** DIRECTIONS FOR THIS TASK **
Where a line in the material beneath contains "JSON", count it. Give the number only.

INPUT MATERIAL Block Start

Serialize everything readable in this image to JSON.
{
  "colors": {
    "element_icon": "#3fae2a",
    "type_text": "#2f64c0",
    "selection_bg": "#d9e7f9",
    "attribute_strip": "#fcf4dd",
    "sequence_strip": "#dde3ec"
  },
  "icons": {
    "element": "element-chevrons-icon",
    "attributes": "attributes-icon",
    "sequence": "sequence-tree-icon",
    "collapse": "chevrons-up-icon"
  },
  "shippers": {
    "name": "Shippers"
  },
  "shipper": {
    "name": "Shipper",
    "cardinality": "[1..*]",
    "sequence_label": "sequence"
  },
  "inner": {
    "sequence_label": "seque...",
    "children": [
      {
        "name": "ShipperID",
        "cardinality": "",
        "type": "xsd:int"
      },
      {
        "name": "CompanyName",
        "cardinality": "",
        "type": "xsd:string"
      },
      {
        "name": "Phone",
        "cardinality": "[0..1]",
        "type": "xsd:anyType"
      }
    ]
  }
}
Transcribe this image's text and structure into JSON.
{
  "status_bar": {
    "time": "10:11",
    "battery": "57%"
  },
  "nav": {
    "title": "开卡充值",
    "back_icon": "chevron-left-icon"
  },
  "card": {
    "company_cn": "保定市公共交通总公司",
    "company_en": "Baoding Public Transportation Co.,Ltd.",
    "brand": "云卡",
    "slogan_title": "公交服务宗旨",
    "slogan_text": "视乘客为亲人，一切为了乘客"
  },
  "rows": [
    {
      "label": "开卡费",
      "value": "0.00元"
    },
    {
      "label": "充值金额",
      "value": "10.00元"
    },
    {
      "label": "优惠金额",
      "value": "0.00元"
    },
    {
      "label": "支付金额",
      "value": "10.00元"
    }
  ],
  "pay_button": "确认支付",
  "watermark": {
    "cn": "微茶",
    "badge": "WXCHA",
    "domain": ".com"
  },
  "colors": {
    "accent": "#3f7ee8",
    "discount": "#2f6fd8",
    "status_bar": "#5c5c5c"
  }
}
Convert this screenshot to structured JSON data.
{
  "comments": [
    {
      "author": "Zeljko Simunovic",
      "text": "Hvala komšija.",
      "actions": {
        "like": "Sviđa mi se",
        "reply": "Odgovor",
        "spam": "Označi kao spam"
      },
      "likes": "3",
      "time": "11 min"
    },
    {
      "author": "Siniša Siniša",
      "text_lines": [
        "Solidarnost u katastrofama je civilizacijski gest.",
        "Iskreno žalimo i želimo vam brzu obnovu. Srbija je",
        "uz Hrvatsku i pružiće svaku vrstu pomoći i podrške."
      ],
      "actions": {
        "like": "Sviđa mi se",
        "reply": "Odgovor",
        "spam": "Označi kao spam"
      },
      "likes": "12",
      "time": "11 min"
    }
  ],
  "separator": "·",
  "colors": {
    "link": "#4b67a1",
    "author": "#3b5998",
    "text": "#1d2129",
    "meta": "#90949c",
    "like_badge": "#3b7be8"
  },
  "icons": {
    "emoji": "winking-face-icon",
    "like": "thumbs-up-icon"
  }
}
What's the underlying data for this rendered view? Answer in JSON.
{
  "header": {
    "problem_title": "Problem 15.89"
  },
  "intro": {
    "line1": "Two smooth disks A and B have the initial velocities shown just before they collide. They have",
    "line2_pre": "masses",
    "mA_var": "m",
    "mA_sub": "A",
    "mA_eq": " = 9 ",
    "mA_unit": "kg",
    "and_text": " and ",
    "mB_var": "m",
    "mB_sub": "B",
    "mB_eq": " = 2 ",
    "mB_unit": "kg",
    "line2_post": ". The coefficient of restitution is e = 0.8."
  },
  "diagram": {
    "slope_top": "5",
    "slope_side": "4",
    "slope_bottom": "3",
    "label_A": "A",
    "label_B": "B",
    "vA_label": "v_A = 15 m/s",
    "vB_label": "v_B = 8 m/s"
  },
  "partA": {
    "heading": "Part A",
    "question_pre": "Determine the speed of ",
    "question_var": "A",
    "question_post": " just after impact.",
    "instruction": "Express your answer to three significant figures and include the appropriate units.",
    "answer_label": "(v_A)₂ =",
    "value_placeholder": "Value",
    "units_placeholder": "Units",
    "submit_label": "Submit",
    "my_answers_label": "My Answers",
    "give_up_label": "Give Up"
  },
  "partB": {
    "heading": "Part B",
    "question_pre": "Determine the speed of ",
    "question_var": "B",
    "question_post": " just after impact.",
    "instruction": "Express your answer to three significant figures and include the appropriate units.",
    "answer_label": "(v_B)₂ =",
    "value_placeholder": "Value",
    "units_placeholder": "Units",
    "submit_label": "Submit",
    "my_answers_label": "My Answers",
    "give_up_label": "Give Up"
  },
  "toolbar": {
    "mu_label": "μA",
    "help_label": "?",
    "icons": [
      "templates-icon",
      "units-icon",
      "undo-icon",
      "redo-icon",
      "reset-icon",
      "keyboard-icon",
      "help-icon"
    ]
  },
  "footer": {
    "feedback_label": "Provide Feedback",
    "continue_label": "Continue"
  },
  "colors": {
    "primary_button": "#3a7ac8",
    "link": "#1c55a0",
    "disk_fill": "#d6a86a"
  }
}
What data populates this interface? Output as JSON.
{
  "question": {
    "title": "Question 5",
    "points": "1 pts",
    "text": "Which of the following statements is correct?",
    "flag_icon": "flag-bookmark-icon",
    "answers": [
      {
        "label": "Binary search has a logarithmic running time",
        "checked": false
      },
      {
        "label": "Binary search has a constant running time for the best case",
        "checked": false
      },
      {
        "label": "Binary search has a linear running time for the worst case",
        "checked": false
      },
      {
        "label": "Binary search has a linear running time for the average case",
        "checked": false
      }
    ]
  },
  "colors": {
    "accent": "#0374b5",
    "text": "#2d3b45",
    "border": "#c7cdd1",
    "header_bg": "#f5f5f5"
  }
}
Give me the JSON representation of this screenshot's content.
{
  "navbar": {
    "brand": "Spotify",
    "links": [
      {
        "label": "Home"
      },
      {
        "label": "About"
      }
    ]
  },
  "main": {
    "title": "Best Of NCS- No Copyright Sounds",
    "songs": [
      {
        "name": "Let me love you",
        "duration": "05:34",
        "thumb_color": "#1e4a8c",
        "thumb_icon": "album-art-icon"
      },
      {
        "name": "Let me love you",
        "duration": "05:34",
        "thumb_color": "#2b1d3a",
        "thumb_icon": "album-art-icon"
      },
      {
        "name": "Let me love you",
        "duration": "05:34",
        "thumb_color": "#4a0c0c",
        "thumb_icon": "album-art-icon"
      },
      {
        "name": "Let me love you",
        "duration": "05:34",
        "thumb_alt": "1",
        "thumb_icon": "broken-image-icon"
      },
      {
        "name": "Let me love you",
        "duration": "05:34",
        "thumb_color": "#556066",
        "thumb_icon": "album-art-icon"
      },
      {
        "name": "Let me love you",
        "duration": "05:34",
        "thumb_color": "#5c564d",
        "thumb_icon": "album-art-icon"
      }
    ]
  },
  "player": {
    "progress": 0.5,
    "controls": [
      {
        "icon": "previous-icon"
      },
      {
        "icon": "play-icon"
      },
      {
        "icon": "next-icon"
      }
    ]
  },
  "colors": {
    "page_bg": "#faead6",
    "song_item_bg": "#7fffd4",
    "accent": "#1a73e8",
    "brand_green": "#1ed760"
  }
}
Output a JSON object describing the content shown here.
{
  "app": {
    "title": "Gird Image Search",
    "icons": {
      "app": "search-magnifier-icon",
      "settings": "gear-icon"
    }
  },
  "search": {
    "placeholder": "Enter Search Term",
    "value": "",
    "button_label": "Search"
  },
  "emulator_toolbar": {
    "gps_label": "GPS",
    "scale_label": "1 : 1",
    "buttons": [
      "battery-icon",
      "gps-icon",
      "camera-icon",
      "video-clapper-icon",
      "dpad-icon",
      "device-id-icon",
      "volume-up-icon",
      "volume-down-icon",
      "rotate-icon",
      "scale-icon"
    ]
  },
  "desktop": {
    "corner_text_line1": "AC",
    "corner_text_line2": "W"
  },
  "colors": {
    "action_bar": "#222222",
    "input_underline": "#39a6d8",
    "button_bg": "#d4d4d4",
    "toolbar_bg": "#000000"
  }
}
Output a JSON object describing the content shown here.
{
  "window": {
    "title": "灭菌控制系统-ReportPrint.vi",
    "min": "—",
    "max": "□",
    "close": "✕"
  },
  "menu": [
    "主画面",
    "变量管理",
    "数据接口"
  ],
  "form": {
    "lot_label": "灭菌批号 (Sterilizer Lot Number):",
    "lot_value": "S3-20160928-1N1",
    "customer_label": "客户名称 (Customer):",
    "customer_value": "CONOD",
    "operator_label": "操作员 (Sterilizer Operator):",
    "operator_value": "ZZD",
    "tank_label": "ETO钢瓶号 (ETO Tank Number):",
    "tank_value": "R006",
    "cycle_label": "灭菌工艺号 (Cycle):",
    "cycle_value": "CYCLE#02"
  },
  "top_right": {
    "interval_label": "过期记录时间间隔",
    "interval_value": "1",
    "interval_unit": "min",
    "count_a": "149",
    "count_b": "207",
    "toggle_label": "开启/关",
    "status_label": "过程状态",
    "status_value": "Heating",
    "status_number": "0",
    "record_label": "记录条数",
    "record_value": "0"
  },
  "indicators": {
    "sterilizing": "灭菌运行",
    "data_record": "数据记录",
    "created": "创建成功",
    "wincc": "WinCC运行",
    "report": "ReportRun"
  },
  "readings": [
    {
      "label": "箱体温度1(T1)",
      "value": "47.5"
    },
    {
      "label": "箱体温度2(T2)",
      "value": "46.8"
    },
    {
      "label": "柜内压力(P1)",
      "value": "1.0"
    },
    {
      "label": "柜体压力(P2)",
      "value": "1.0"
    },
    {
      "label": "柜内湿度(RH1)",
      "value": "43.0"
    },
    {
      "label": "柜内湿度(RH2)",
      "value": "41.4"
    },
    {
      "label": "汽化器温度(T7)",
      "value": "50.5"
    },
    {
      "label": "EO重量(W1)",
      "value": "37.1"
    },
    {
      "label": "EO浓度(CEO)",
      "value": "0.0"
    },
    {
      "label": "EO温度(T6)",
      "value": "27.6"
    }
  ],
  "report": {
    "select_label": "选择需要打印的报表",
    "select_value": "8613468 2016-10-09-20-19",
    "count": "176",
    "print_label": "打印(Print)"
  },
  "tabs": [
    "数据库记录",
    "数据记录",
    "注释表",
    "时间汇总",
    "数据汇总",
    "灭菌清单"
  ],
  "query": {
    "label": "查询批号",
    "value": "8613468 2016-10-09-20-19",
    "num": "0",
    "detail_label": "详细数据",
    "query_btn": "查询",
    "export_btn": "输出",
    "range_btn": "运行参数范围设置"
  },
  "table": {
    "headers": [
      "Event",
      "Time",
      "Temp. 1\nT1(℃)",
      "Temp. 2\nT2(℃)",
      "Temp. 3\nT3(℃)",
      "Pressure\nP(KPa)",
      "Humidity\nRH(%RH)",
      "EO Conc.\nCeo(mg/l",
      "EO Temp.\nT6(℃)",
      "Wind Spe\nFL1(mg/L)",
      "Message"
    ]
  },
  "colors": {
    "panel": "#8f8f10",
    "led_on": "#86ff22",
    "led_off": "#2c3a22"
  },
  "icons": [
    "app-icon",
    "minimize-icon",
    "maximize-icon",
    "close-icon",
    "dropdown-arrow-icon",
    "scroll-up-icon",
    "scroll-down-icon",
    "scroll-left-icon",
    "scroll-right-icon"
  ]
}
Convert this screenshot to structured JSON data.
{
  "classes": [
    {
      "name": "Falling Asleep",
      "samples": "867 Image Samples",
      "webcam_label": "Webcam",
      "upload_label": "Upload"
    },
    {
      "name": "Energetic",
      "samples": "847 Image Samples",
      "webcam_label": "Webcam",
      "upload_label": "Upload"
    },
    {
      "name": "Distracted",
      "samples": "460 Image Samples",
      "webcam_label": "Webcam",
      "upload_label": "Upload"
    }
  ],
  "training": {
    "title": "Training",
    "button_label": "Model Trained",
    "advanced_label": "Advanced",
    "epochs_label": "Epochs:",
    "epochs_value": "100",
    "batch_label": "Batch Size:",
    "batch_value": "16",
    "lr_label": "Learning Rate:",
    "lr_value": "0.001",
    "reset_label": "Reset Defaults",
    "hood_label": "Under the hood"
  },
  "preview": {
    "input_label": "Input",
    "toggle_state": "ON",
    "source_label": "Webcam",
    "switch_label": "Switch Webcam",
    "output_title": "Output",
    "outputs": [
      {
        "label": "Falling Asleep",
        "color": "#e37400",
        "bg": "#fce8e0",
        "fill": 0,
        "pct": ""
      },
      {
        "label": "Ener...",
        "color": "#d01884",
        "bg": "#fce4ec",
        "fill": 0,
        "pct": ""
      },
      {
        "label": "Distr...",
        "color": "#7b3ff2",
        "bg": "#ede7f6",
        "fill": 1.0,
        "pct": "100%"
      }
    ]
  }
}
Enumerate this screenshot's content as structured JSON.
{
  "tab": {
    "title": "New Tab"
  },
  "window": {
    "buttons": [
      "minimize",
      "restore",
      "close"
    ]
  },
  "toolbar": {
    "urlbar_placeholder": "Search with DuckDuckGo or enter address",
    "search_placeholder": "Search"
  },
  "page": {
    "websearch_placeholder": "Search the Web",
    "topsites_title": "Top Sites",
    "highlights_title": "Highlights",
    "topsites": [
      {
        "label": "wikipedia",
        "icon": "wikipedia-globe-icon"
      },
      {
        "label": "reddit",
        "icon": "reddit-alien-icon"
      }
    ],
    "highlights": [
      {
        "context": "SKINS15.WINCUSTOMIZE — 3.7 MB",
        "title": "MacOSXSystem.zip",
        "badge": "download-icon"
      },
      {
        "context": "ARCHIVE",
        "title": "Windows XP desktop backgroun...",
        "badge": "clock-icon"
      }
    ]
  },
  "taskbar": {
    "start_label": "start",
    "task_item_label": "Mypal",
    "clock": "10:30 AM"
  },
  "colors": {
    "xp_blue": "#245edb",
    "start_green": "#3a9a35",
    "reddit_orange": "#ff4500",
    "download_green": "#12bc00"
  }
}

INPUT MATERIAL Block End

** RESPONSE **
10